Remove old roots and plant green manure cover crops resistant to root lesion nematodes (such as the oat cultivar Saia) for 1 to 2 years or fallow the site for 4 years. If Pratylenchus vulnus is present, maintain a poor host for this nematode, such as tall fescue, red fescue, or perennial ryegrass as orchard ground cover. These crops are hosts for Pratylenchus penetrans and should not be used if this species of root lesion nematode is present. Use certified rootstocks or seedlings to establish new orchards. Improve soil tilth and drainage and control other pests. Proper irrigation and fertilizer application will also reduce stress on trees.
Most standard rootstocks and some dwarfing rootstocks are believed to have some tolerance to P. penetrans, the root lesion nematode species that is frequently found in apple orchard soils in northern California. However, the dwarfing rootstocks are considered to be susceptible to P. vulnus, which is common in the orchard soils of the San Joaquin Valley.
Always buy trees from California nurseries, which are certified nematode-free; do not purchase trees from out-of-state nurseries unless they are certified nematode-free.
Trees planted in infested orchard sites that have been fumigated generally have improved growth and yields compared to those on nonfumigated sites.
|Common name||Amount to use||REI‡||PHI‡|
|(Example trade name)||(hours)||(days)|

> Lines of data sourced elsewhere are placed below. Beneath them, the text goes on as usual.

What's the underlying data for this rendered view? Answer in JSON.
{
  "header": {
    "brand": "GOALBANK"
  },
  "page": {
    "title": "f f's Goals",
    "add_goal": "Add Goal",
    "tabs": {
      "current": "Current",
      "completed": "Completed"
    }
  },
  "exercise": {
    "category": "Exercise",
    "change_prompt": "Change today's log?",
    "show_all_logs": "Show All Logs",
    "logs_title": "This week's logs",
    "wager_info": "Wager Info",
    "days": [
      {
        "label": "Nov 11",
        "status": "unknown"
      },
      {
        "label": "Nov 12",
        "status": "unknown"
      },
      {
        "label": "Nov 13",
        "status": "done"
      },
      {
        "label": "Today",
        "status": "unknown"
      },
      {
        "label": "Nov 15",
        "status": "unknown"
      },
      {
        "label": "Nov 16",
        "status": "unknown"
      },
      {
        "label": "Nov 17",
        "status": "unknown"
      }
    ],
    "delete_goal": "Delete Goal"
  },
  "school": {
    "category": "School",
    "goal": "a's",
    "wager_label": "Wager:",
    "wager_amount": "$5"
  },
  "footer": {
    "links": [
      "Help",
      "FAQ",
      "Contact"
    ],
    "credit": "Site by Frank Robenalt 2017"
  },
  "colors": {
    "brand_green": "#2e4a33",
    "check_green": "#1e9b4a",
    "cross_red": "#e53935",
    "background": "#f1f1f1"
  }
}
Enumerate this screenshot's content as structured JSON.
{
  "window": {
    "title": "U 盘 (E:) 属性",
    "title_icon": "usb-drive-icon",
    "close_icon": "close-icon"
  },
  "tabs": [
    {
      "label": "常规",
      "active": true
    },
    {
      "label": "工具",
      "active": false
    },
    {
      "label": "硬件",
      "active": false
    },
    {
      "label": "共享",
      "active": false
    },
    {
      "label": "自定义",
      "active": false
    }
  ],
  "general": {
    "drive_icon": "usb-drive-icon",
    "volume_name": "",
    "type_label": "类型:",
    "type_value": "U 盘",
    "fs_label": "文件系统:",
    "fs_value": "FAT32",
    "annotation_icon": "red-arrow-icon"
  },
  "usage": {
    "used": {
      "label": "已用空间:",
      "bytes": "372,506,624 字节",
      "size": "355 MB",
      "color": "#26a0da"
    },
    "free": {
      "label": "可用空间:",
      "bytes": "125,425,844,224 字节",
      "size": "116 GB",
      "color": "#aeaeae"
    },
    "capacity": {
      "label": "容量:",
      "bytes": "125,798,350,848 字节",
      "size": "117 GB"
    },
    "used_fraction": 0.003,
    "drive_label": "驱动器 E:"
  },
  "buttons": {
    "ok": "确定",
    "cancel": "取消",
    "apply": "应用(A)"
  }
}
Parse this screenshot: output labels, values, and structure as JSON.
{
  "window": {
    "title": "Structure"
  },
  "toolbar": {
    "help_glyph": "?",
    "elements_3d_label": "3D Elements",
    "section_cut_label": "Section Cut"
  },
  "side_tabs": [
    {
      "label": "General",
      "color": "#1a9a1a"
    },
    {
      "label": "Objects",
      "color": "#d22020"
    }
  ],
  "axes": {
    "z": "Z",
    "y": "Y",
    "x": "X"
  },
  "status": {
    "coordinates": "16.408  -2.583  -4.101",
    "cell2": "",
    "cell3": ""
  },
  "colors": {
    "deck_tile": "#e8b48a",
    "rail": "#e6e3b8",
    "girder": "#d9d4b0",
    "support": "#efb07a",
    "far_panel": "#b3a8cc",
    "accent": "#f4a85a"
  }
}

|Not all registered pesticides are listed. The following are ranked with the pesticides having the greatest IPM value listed first—the most effective and least likely to cause resistance are at the top of the table. When choosing a pesticide, consider information relating to the pesticide's properties and application timing, honey bees, and environmental impact. Always read the label of the product being used.|
|COMMENTS: Metam-sodium can effectively control nematodes if applied properly, but it is not usually applied properly, resulting in poor penetration of plant roots and difficulty in getting it to penetrate 4–5 feet down from the surface. Before applying this material, thoroughly cultivate the area to be treated to break up clods and deeply loosen the soil. After cultivation and about 1 week before treatment, preirrigate the field with 6–8 acre-inches of water in flood irrigation in basins. After treatment, do not plant for 30 days, or 60 days if soil is high in organic matter or cold (below 50°F). Fumigants such as metam sodium are a source of volatile organic compounds (VOCs) but are minimally reactive with other air contaminants that form ozone.|
|(Telone II)||Label rates||120 (5 days)||0|
|COMMENTS: Fumigants such as 1,3 dichloropropene are a source of volatile organic compounds (VOCs) but are minimally reactive with other air contaminants that form ozone.|
|‡||Restricted entry interval (REI) is the number of hours (unless otherwise noted) from treatment until the treated area can be safely entered without protective clothing. Preharvest interval (PHI) is the number of days from treatment to harvest. In some cases the REI exceeds the PHI. The longer of two intervals is the minimum time that must elapse before harvest.|
|*||Permit required from county agricultural commissioner for purchase or use.|